Last month in San Francisco, the Columbia Venture Community hosted our biggest event of the year: the 4th Annual Startup Demo Night. Attendees heard and saw startup demos from a varied roster of talented founders, and enjoyed an open bar, food, and great networking. This event is a lot of fun every year and in my opinion, they keep getting better. I always meet interesting people and learn something new.
To help attendees get to know the presenting founders beforehand, I created a series of Q&A profiles, highlighting the multidimensional work these teams are doing. Read on to learn about the founders of Aptonomy, Voga Coffee, Artery, Avoma, and Nano Hydrophobics.
On Thursday, September 14th, 2017, the San Francisco chapter of the Columbia Venture Community will host CVC’s biggest West Coast event of the year: Columbia Startup Demo Night! We always look forward to this opportunity to meet, mingle and shine the spotlight on innovative startups from the Bay Area. This time, six startups, all with at least one founder who graduated from Columbia, will take the stage to demo their startup and compete for a cash prize in front of a panel of experienced judges.
As we gear up for the event, we’re speaking with all our Demo Night founding teams so that we can share their diverse, inspiring stories with the CVC community.
A highly meditative take on how to conduct oneself in life and in business with others, Kofman’s book, Conscious Business, contains much to discuss and learn. I picked it up in response to reading an article by Matt MacInnis, the CEO of San Francisco tech firm Inkling, where the book is required reading for all employees.

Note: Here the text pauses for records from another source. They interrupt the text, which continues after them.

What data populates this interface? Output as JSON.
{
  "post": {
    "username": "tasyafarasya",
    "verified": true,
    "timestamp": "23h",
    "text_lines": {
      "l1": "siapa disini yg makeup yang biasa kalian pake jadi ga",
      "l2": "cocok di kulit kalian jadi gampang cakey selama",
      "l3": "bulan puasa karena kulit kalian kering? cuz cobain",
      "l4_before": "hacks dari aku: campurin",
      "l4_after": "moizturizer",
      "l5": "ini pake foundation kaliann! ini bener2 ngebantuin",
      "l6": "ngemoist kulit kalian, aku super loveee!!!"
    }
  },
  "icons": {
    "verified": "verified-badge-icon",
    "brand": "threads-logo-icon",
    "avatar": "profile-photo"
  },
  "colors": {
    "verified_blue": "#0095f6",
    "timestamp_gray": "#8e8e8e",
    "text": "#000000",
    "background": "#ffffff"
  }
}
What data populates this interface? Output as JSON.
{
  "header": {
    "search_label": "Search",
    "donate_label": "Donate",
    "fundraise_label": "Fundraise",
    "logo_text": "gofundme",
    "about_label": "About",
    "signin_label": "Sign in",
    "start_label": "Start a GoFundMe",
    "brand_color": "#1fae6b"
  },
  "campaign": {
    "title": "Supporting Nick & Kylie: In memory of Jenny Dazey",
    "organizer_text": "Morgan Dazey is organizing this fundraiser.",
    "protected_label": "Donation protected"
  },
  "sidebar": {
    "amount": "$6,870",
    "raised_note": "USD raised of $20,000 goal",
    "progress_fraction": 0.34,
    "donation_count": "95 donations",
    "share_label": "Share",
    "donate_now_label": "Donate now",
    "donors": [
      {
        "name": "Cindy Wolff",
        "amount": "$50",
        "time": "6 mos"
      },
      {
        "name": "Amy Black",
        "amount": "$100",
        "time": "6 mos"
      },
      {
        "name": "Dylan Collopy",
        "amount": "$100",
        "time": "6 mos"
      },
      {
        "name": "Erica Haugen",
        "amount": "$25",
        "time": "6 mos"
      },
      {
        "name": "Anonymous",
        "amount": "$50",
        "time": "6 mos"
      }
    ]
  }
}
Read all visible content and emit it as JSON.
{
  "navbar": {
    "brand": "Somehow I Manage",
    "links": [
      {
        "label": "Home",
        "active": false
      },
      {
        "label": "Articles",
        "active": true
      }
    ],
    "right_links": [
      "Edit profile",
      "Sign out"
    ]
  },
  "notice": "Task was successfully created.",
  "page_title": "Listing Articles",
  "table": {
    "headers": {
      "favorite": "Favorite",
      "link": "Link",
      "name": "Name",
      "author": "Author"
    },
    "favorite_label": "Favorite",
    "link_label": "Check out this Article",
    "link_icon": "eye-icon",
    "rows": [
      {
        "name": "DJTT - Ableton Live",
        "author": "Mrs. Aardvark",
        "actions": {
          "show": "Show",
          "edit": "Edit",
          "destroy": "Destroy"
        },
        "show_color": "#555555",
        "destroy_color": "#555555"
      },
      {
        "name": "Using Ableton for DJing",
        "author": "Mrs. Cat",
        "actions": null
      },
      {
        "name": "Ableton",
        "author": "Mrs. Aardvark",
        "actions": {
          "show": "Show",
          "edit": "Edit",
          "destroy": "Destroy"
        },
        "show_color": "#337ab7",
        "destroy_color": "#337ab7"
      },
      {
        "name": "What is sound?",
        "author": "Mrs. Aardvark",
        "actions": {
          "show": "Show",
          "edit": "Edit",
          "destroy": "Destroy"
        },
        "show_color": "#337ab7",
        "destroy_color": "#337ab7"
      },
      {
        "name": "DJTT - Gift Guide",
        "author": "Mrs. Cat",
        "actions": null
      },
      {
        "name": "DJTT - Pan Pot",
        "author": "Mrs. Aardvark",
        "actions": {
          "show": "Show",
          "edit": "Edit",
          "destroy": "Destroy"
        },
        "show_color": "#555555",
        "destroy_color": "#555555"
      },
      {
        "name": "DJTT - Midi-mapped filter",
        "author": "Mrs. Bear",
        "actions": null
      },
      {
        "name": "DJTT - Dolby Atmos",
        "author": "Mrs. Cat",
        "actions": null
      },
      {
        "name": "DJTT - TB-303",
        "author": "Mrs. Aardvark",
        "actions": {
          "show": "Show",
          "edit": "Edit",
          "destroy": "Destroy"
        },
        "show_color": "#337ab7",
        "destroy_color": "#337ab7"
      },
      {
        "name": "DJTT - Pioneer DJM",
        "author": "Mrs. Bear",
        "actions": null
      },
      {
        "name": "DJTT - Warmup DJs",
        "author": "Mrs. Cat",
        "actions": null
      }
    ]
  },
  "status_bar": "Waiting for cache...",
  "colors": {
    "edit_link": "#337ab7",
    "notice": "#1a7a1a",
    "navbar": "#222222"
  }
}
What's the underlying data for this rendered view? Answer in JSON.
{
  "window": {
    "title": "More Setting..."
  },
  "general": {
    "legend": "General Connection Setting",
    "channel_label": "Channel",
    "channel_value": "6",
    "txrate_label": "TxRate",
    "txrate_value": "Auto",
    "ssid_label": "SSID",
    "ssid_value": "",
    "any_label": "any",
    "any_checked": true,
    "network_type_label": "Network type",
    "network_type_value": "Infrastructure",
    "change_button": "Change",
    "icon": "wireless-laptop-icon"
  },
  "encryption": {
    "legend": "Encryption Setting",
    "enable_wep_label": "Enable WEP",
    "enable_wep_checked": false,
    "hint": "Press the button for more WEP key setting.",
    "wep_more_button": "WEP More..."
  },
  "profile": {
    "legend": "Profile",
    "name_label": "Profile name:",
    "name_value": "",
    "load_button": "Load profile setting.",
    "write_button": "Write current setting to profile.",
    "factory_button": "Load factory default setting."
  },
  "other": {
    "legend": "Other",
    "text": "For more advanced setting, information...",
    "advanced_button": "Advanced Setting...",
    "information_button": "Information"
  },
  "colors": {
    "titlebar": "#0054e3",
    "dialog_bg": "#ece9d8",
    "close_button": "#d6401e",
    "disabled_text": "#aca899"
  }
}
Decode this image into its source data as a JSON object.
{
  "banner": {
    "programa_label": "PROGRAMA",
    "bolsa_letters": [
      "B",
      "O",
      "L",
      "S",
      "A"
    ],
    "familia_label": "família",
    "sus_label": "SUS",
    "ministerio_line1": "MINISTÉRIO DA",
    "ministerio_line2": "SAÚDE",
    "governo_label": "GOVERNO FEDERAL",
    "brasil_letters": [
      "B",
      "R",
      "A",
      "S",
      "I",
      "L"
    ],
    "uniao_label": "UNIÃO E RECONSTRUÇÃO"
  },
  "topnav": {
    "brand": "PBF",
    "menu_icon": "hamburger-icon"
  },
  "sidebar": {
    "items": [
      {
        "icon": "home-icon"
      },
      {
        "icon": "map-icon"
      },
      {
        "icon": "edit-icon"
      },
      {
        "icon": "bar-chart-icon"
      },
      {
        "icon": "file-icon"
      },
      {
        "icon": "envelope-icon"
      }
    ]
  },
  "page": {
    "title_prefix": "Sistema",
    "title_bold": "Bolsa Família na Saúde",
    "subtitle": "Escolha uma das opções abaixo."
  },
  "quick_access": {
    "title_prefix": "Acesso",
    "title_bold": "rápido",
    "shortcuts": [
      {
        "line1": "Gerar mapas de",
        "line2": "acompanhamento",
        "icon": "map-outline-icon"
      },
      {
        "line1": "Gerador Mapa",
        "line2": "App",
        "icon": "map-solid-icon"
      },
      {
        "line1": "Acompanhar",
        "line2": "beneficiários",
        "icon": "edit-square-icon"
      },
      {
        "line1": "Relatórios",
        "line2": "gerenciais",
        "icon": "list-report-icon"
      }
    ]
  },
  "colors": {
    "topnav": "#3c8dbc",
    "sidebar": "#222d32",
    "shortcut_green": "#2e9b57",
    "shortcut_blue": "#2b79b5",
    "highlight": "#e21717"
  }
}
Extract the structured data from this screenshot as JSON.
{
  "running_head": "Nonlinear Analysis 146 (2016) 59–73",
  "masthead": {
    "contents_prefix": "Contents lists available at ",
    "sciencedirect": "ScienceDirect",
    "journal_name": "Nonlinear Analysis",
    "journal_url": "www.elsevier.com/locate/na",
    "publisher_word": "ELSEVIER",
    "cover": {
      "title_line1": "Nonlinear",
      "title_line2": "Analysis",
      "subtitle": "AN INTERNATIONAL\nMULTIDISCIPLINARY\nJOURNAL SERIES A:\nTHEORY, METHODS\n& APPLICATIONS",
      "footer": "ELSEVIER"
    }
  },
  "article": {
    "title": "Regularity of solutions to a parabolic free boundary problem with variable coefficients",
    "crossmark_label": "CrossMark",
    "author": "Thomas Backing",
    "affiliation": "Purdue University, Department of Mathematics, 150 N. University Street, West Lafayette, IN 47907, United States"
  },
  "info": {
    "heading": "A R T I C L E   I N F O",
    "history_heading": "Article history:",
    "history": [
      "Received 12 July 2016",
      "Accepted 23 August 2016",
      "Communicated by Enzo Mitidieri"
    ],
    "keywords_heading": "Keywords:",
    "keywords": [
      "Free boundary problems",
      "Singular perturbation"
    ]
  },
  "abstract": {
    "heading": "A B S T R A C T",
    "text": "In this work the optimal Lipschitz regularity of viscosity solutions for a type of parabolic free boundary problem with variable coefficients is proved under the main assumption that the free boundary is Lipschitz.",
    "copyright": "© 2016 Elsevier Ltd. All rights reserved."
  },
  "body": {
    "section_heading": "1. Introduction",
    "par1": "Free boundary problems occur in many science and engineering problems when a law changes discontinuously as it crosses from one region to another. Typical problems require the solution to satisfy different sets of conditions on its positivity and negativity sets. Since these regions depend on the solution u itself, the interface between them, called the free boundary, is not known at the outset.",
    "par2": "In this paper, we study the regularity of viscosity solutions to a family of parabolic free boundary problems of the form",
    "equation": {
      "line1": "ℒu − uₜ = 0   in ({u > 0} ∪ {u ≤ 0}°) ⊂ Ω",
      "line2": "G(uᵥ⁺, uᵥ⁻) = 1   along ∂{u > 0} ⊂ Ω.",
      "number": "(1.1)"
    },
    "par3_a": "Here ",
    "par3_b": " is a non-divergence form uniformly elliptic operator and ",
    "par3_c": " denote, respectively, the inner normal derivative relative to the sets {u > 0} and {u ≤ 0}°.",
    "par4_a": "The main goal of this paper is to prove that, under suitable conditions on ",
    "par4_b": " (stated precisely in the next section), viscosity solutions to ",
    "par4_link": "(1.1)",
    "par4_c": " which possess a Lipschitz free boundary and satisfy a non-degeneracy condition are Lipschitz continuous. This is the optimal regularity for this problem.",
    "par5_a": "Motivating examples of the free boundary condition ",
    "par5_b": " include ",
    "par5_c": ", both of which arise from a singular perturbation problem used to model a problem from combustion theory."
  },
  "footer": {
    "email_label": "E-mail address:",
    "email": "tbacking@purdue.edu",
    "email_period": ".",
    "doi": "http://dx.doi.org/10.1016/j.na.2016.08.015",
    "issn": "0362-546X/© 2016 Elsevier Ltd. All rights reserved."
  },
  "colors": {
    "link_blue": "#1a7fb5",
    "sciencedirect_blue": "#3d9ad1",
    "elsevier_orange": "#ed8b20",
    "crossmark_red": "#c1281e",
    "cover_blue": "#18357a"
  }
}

Having just wrapped up my first experience taking an early stage startup from 1 to 20 employees, and wishing to understand more about how leaders may intentionally create business culture where employees can not only create business value but thrive personally and emotionally as well, Conscious Business felt highly relevant.
Grit is considered a “must-read” by many in my professional circle. For good reason – it’s an engaging, thought-provoking book. It’s useful and satisfying for its clear explanation of the core concept of grit (which is essentially: passionate perseverance) and its many inspirational stories. It’s also frustrating as hell for the nuance it lacks.
While a bit repetitive and about 100 pages too long, “Essentialism: The Disciplined Pursuit of Less” holds definite value for people searching for ways to be more effective and at peace with their choices.
“Essentialism” as advocated by McKeown is a personal philosophy of making deliberate decisions about where to spend one’s limited and precious time. It’s a mission statement aimed at reducing psychic clutter, regrettable personal commitments and extra “stuff” that ultimately does not matter in the greater scheme of one’s life.
My mother sent me a text. “Is there something I should know?” she asked. (Hopefully, I think.) Why? Because you guys at Similac decided to send a box of infant formula – totally unwanted and unrequested – to me, care of my parents’ home address, where I have not lived in over a dozen years. I guess you stalked me on the internet enough to determine that I might be a woman, in my mid-thirties, and married, therefore potentially a child-bearing consumer profile, and you decided to send me a little “gift.”